Filter the entries below, keeping only lines with "icon".
______
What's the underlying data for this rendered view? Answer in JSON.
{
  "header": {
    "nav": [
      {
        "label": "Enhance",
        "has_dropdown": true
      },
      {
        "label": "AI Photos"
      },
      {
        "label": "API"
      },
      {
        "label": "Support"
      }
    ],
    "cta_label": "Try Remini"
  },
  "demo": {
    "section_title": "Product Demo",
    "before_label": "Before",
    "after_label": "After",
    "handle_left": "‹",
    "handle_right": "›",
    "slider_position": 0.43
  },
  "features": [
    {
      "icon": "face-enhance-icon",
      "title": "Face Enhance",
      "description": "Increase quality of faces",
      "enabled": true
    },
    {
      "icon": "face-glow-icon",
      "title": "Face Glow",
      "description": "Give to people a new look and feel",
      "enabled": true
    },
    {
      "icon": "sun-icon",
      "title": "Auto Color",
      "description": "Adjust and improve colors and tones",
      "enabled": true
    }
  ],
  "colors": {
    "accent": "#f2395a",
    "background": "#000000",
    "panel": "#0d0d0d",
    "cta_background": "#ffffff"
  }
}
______
The completed task>
      "icon": "face-enhance-icon",
      "icon": "face-glow-icon",
      "icon": "sun-icon",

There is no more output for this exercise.